Prompt: Please print all of the records that follow with nothing altered.

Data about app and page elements
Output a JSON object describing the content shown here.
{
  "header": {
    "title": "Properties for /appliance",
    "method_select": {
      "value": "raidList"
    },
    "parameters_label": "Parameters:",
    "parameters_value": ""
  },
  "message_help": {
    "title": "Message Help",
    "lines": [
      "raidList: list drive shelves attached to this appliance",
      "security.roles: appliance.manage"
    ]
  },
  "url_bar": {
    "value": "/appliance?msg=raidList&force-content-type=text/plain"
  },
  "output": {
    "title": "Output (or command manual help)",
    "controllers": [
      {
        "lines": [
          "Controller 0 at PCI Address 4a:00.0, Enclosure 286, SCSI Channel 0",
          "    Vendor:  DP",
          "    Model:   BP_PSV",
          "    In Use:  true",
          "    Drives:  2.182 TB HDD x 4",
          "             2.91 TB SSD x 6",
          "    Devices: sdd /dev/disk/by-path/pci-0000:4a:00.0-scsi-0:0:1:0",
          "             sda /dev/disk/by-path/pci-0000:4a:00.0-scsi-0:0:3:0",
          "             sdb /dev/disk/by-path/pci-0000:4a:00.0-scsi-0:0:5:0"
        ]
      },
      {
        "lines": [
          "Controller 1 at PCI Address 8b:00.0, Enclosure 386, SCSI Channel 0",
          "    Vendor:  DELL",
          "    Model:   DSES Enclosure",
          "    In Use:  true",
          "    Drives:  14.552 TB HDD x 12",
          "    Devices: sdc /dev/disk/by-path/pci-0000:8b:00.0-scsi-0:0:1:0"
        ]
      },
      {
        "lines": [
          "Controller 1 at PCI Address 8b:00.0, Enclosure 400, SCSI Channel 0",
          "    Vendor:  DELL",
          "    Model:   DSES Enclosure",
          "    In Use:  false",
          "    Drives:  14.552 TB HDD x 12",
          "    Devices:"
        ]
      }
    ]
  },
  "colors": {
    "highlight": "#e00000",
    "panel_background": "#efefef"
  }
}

Result of this exercise:
Output a JSON object describing the content shown here.
{
  "header": {
    "title": "Properties for /appliance",
    "method_select": {
      "value": "raidList"
    },
    "parameters_label": "Parameters:",
    "parameters_value": ""
  },
  "message_help": {
    "title": "Message Help",
    "lines": [
      "raidList: list drive shelves attached to this appliance",
      "security.roles: appliance.manage"
    ]
  },
  "url_bar": {
    "value": "/appliance?msg=raidList&force-content-type=text/plain"
  },
  "output": {
    "title": "Output (or command manual help)",
    "controllers": [
      {
        "lines": [
          "Controller 0 at PCI Address 4a:00.0, Enclosure 286, SCSI Channel 0",
          "    Vendor:  DP",
          "    Model:   BP_PSV",
          "    In Use:  true",
          "    Drives:  2.182 TB HDD x 4",
          "             2.91 TB SSD x 6",
          "    Devices: sdd /dev/disk/by-path/pci-0000:4a:00.0-scsi-0:0:1:0",
          "             sda /dev/disk/by-path/pci-0000:4a:00.0-scsi-0:0:3:0",
          "             sdb /dev/disk/by-path/pci-0000:4a:00.0-scsi-0:0:5:0"
        ]
      },
      {
        "lines": [
          "Controller 1 at PCI Address 8b:00.0, Enclosure 386, SCSI Channel 0",
          "    Vendor:  DELL",
          "    Model:   DSES Enclosure",
          "    In Use:  true",
          "    Drives:  14.552 TB HDD x 12",
          "    Devices: sdc /dev/disk/by-path/pci-0000:8b:00.0-scsi-0:0:1:0"
        ]
      },
      {
        "lines": [
          "Controller 1 at PCI Address 8b:00.0, Enclosure 400, SCSI Channel 0",
          "    Vendor:  DELL",
          "    Model:   DSES Enclosure",
          "    In Use:  false",
          "    Drives:  14.552 TB HDD x 12",
          "    Devices:"
        ]
      }
    ]
  },
  "colors": {
    "highlight": "#e00000",
    "panel_background": "#efefef"
  }
}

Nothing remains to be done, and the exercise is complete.